<The order for writing Hangeul consonants – Consonant Table.>
<The order for writing Hangeul vowels – Vowel Table.>
The superiority of Hangeul began to be recognized by Western linguists after the 1960s. As stated by Edwin O. Reischauer and J.K. Fairbank of Harvard University in their co-authored book Hangeul in the Prospective of Modern Times: "Hangul is perhaps the most scientific system of writing in general use in any country." Former professor of Leiden University Frits Vos stated of Koreans, "They invented the world's best alphabet!" adding, "It is clear that the Korean alphabet is not only simple and logical, but has, moreover, been constructed in a purely scientific way."
Vos also explains that October 9 is a national holiday in Korea because it was on that day that King Sejong officially promulgated Hangeul. American linguist J.D. McCawley, who wrote the introduction to Vos' thesis, wrote that after October 9 was declared a national holiday, rituals began being held before the portrait of King Sejong complete with tables full of Korean foods like rice cakes.
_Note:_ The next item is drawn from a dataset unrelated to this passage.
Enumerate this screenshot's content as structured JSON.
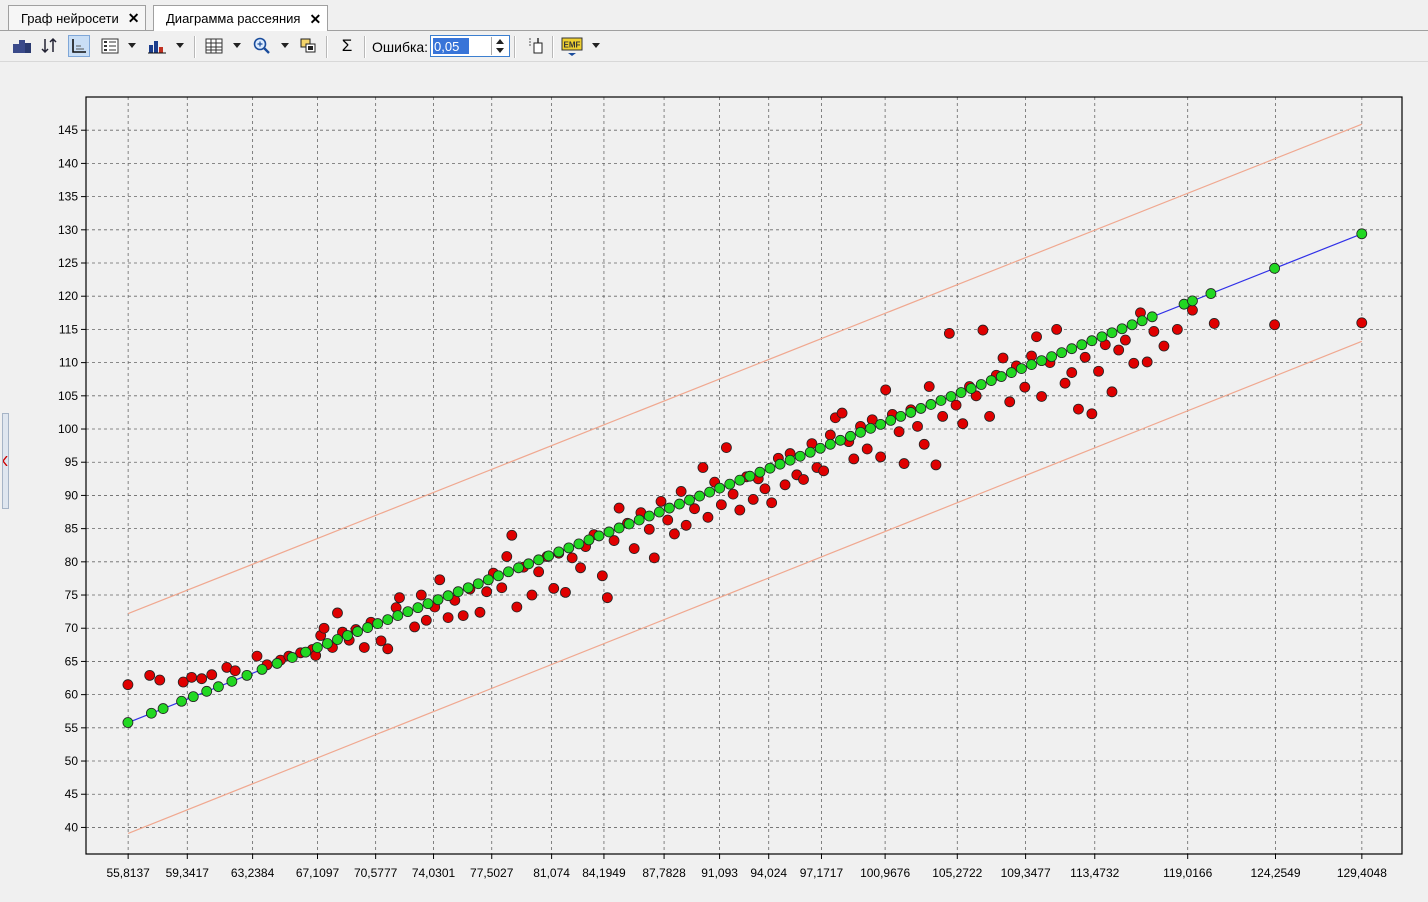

In his book Writing Systems published in 1985, Professor Geoffrey Sampson of the University of Sussex gives Hangeul a special place in the history of writing by mentioning its "feature system" and asserts that though:"Korea is a fairly small and very distant country … it is a country of great significance for the linguist in two respects. It was in Korea, in the 13c, that the Chinese invention of printing from movable type was first seriously exploited; and in the 15c a Korean created for the use of his countrymen a wholly original and quite remarkable phonographic script, nowadays called Han'gŭl."Sampson concludes his book as follows:"Han'gŭl must unquestionably rank as one of the great intellectual achievements of humankind."
<An essay contest for foreigners in commemoration of Hangeul Day.>
<Various products with Hangeul designs.>
* Photos courtesy of Korea Tourism Organization and Cultural Heritage Administration of Korea.